    I must say that I find the Dutch dividend tax system more simple and transparent. Dividend gets taxed at a 15% fixed rate. There are no marginal tax brackets. Debt (together with all other assets minus liabilities, with an exemption on the first 20k) is taxed at a fixed 1,2% rate (30% tax on an imaginary return of 4%), no matter how high the actual yield is. This obviously has the downside that you cannot get a tax deduction on account of your losses. The big upside is that you pay less taxes if you are yielding more.

  4. In the U.S., I can receive a credit against my U.S. tax obligation for the amount of foreign taxes paid. You may want to check to see if your government does something similar for the U.S. taxes that you have to pay on dividends and interest.

    I do remember from long ago that the brokerage company that I used handled what could be retrieved by tax treaty without me having to ask. That situation has not come up in over a decade for me. You may want to make an inquiry to the broker that you use for U.S. trades.

    The U.S. Internal Revenue Code may be the most complex document ever written in the annals of human history. I am sure that is. I have not checked the page count in years but feel comfortable in saying well in excess of 10,000 pages and adding a 1000 or so pages most years.
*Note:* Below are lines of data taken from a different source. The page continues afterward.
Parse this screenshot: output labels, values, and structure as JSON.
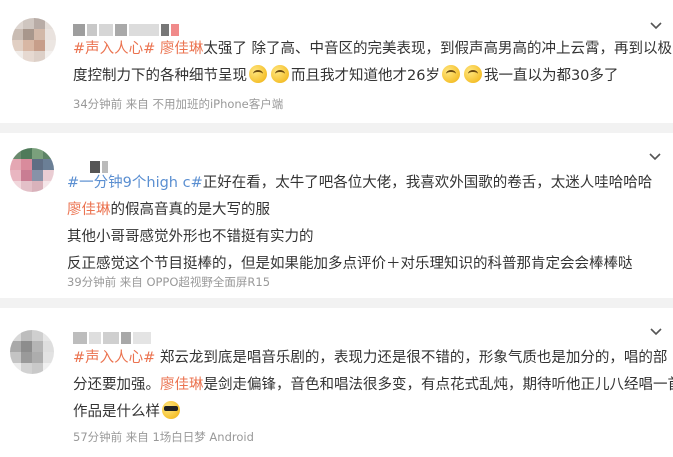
{
  "comments": [
    {
      "lines": [
        [
          {
            "t": "tag",
            "v": "#声入人心#"
          },
          {
            "t": "sp",
            "v": " "
          },
          {
            "t": "tag",
            "v": "廖佳琳"
          },
          {
            "t": "n",
            "v": "太强了 除了高、中音区的完美表现，到假声高男高的冲上云霄，再到以极"
          }
        ],
        [
          {
            "t": "n",
            "v": "度控制力下的各种细节呈现"
          },
          {
            "t": "emoji",
            "v": "smirk-emoji"
          },
          {
            "t": "emoji",
            "v": "smirk-emoji"
          },
          {
            "t": "n",
            "v": "而且我才知道他才26岁"
          },
          {
            "t": "emoji",
            "v": "smirk-emoji"
          },
          {
            "t": "emoji",
            "v": "smirk-emoji"
          },
          {
            "t": "n",
            "v": "我一直以为都30多了"
          }
        ]
      ],
      "meta": "34分钟前 来自 不用加班的iPhone客户端"
    },
    {
      "lines": [
        [
          {
            "t": "tag2",
            "v": "#一分钟9个high c#"
          },
          {
            "t": "n",
            "v": "正好在看，太牛了吧各位大佬，我喜欢外国歌的卷舌，太迷人哇哈哈哈"
          }
        ],
        [
          {
            "t": "tag",
            "v": "廖佳琳"
          },
          {
            "t": "n",
            "v": "的假高音真的是大写的服"
          }
        ],
        [
          {
            "t": "n",
            "v": "其他小哥哥感觉外形也不错挺有实力的"
          }
        ],
        [
          {
            "t": "n",
            "v": "反正感觉这个节目挺棒的，但是如果能加多点评价＋对乐理知识的科普那肯定会会棒棒哒"
          }
        ]
      ],
      "meta": "39分钟前 来自 OPPO超视野全面屏R15"
    },
    {
      "lines": [
        [
          {
            "t": "tag",
            "v": "#声入人心#"
          },
          {
            "t": "n",
            "v": " 郑云龙到底是唱音乐剧的，表现力还是很不错的，形象气质也是加分的，唱的部"
          }
        ],
        [
          {
            "t": "n",
            "v": "分还要加强。"
          },
          {
            "t": "tag",
            "v": "廖佳琳"
          },
          {
            "t": "n",
            "v": "是剑走偏锋，音色和唱法很多变，有点花式乱炖，期待听他正儿八经唱一首"
          }
        ],
        [
          {
            "t": "n",
            "v": "作品是什么样"
          },
          {
            "t": "emoji",
            "v": "cool-emoji"
          }
        ]
      ],
      "meta": "57分钟前 来自 1场白日梦 Android"
    }
  ],
  "colors": {
    "topic": "#eb7350",
    "topic_alt": "#5b8fd1",
    "meta": "#999999",
    "text": "#333333"
  }
}
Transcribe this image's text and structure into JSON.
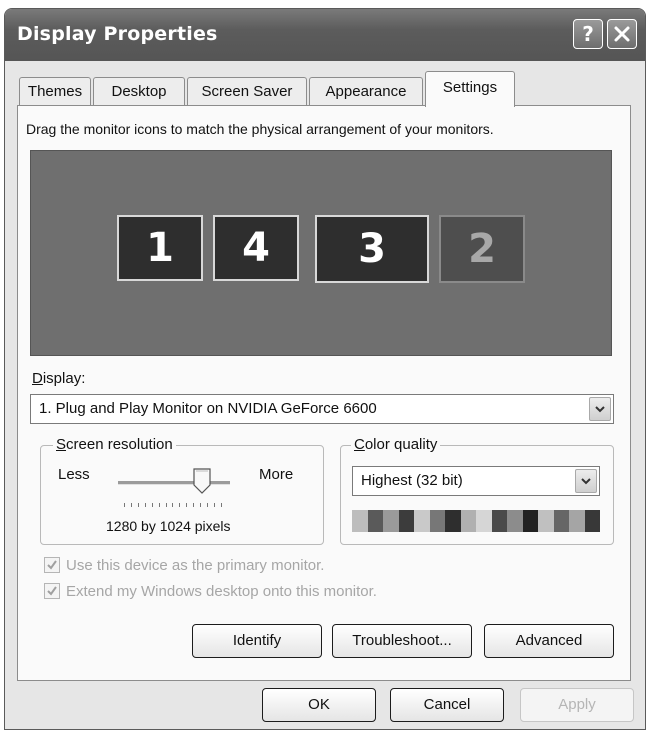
{
  "window": {
    "title": "Display Properties",
    "help_label": "?"
  },
  "tabs": [
    {
      "label": "Themes"
    },
    {
      "label": "Desktop"
    },
    {
      "label": "Screen Saver"
    },
    {
      "label": "Appearance"
    },
    {
      "label": "Settings",
      "active": true
    }
  ],
  "settings": {
    "instruction": "Drag the monitor icons to match the physical arrangement of your monitors.",
    "monitors": [
      {
        "label": "1",
        "active": true
      },
      {
        "label": "4",
        "active": true
      },
      {
        "label": "3",
        "active": true
      },
      {
        "label": "2",
        "active": false
      }
    ],
    "display_label": "Display:",
    "display_value": "1. Plug and Play Monitor on NVIDIA GeForce 6600",
    "resolution": {
      "group_label": "Screen resolution",
      "less_label": "Less",
      "more_label": "More",
      "value_text": "1280 by 1024 pixels",
      "slider_level": 0.75
    },
    "color_quality": {
      "group_label": "Color quality",
      "selected": "Highest (32 bit)"
    },
    "primary_monitor_label": "Use this device as the primary monitor.",
    "extend_desktop_label": "Extend my Windows desktop onto this monitor.",
    "buttons": {
      "identify": "Identify",
      "troubleshoot": "Troubleshoot...",
      "advanced": "Advanced"
    }
  },
  "footer": {
    "ok": "OK",
    "cancel": "Cancel",
    "apply": "Apply"
  },
  "colors": {
    "titlebar": "#5c5c5c",
    "monitor_area": "#6f6f6f",
    "monitor_active": "#2e2e2e",
    "monitor_inactive": "#4e4e4e"
  }
}
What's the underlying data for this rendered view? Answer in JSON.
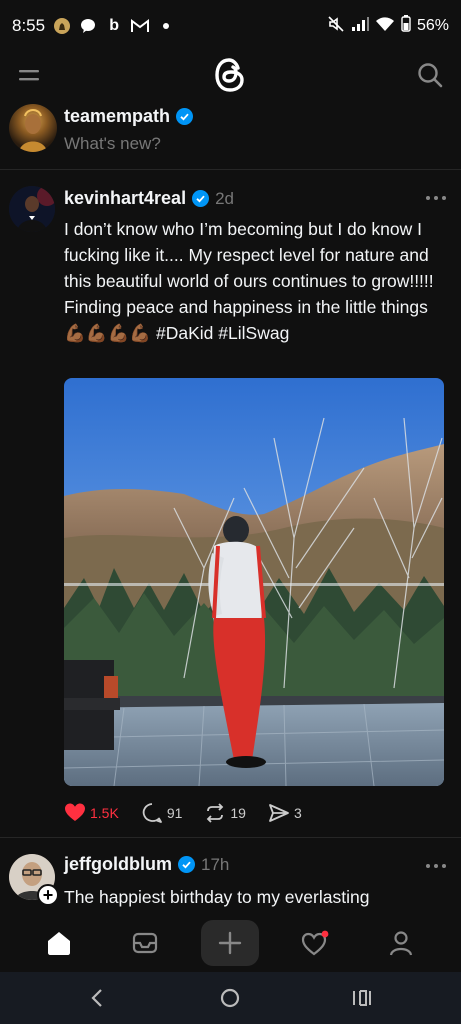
{
  "status_bar": {
    "time": "8:55",
    "battery": "56%",
    "icons_left": [
      "chess-knight-icon",
      "chat-bubble-icon",
      "b-icon",
      "gmail-icon",
      "dot-icon"
    ],
    "icons_right": [
      "mute-icon",
      "signal-icon",
      "wifi-icon",
      "battery-icon"
    ]
  },
  "composer": {
    "username": "teamempath",
    "placeholder": "What's new?"
  },
  "post": {
    "username": "kevinhart4real",
    "time": "2d",
    "text": "I don’t know who I’m becoming but I do know I fucking like it.... My respect level for nature and this beautiful world of ours continues to grow!!!!! Finding peace and happiness in the little things 💪🏾💪🏾💪🏾💪🏾 #DaKid #LilSwag",
    "likes": "1.5K",
    "comments": "91",
    "reposts": "19",
    "shares": "3"
  },
  "post2": {
    "username": "jeffgoldblum",
    "time": "17h",
    "text": "The happiest birthday to my everlasting"
  },
  "bottom_nav": {
    "items": [
      "home-icon",
      "inbox-icon",
      "create-icon",
      "activity-icon",
      "profile-icon"
    ]
  },
  "colors": {
    "background": "#101010",
    "verified": "#0095f6",
    "like": "#ff3040",
    "muted": "#777777"
  }
}
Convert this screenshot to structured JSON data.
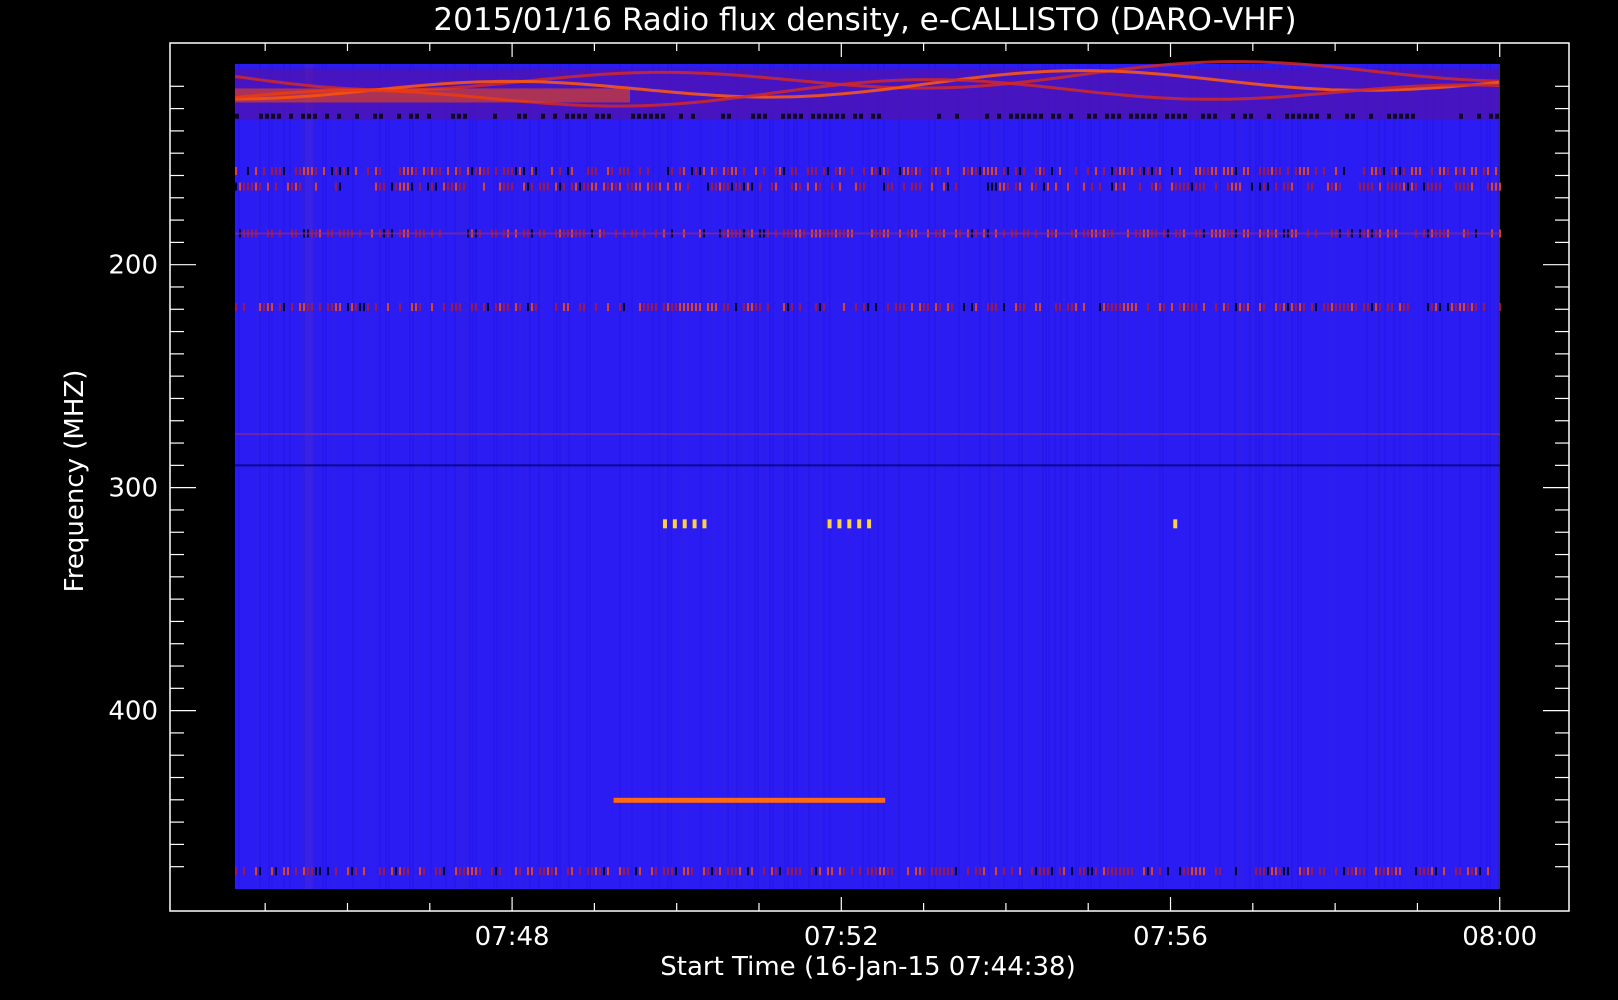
{
  "chart_data": {
    "type": "heatmap",
    "title": "2015/01/16  Radio flux density, e-CALLISTO (DARO-VHF)",
    "xlabel": "Start Time (16-Jan-15 07:44:38)",
    "ylabel": "Frequency (MHZ)",
    "x_tick_labels": [
      "07:48",
      "07:52",
      "07:56",
      "08:00"
    ],
    "y_tick_labels": [
      "200",
      "300",
      "400"
    ],
    "x_range_minutes": [
      0,
      15.37
    ],
    "y_range_mhz": [
      110,
      480
    ],
    "y_axis_inverted": true,
    "colormap": [
      "#000000",
      "#1a00ff",
      "#ff2a00",
      "#ffffff"
    ],
    "background_color": "#2a1cf2",
    "features": [
      {
        "kind": "strong emission band",
        "freq_mhz": [
          112,
          135
        ],
        "time_min": [
          0,
          15.37
        ]
      },
      {
        "kind": "interference row",
        "freq_mhz": 158,
        "time_min": [
          0,
          15.37
        ]
      },
      {
        "kind": "interference row",
        "freq_mhz": 165,
        "time_min": [
          0,
          15.37
        ]
      },
      {
        "kind": "interference row",
        "freq_mhz": 186,
        "time_min": [
          0,
          15.37
        ]
      },
      {
        "kind": "interference row",
        "freq_mhz": 219,
        "time_min": [
          0,
          15.37
        ]
      },
      {
        "kind": "narrowband line",
        "freq_mhz": 440,
        "time_min": [
          4.6,
          7.9
        ]
      },
      {
        "kind": "spots",
        "freq_mhz": 316,
        "time_min": [
          5.2,
          5.7
        ]
      },
      {
        "kind": "spots",
        "freq_mhz": 316,
        "time_min": [
          7.2,
          7.7
        ]
      },
      {
        "kind": "spots",
        "freq_mhz": 316,
        "time_min": [
          11.4,
          11.5
        ]
      },
      {
        "kind": "interference row",
        "freq_mhz": 472,
        "time_min": [
          0,
          15.37
        ]
      }
    ]
  }
}
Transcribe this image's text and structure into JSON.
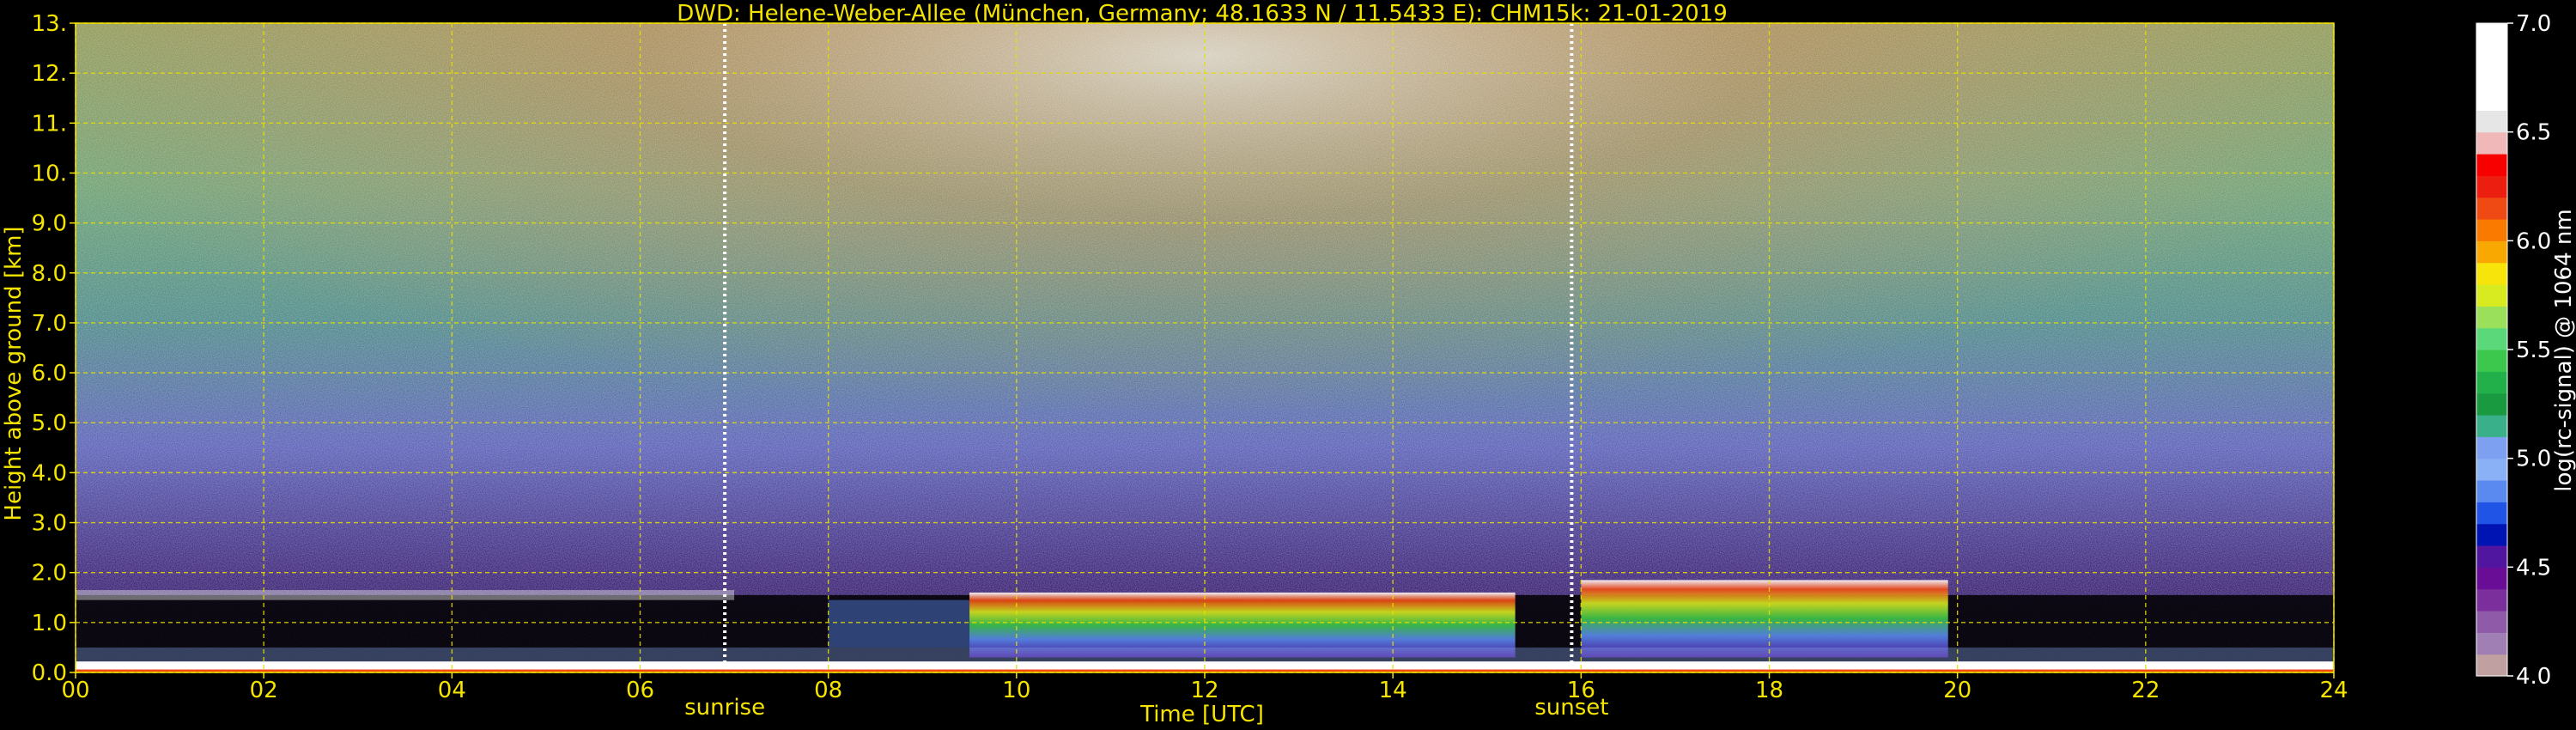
{
  "chart_data": {
    "type": "heatmap",
    "title": "DWD: Helene-Weber-Allee (München, Germany; 48.1633 N / 11.5433 E):    CHM15k: 21-01-2019",
    "xlabel": "Time [UTC]",
    "ylabel": "Height above ground [km]",
    "xlim": [
      0,
      24
    ],
    "ylim": [
      0,
      13
    ],
    "x_ticks": [
      0,
      2,
      4,
      6,
      8,
      10,
      12,
      14,
      16,
      18,
      20,
      22,
      24
    ],
    "x_tick_labels": [
      "00",
      "02",
      "04",
      "06",
      "08",
      "10",
      "12",
      "14",
      "16",
      "18",
      "20",
      "22",
      "24"
    ],
    "y_ticks": [
      0,
      1,
      2,
      3,
      4,
      5,
      6,
      7,
      8,
      9,
      10,
      11,
      12,
      13
    ],
    "y_tick_labels": [
      "0.0",
      "1.0",
      "2.0",
      "3.0",
      "4.0",
      "5.0",
      "6.0",
      "7.0",
      "8.0",
      "9.0",
      "10.",
      "11.",
      "12.",
      "13."
    ],
    "grid": true,
    "grid_color": "#e6e000",
    "markers": [
      {
        "label": "sunrise",
        "x": 6.9
      },
      {
        "label": "sunset",
        "x": 15.9
      }
    ],
    "colorbar": {
      "label": "log(rc-signal) @ 1064 nm",
      "min": 4.0,
      "max": 7.0,
      "ticks": [
        4.0,
        4.5,
        5.0,
        5.5,
        6.0,
        6.5,
        7.0
      ],
      "tick_labels": [
        "4.0",
        "4.5",
        "5.0",
        "5.5",
        "6.0",
        "6.5",
        "7.0"
      ],
      "colors": [
        "#c0a0a0",
        "#9f7fb4",
        "#8f5aa8",
        "#7b2f9c",
        "#6a0d96",
        "#5016a0",
        "#0014b4",
        "#1f54e6",
        "#5a8af0",
        "#8ab0f5",
        "#7ea0f0",
        "#3ab08a",
        "#1a9a40",
        "#22b04a",
        "#3cc84c",
        "#5ad87a",
        "#9ae05a",
        "#d8ea20",
        "#f6e40a",
        "#f8a800",
        "#fa7a00",
        "#f04a14",
        "#ec1e10",
        "#f80000",
        "#f0b8b8",
        "#e6e6e6",
        "#ffffff",
        "#ffffff",
        "#ffffff",
        "#ffffff"
      ]
    }
  }
}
In fact, I would venture a guess that, if it was simplified to something like a flat tax, the unemployment rate in the U.S. would rise initially by 1% as hundreds of thousands of citizens would lose their livelihood interpreting and applying the tax code in its current form.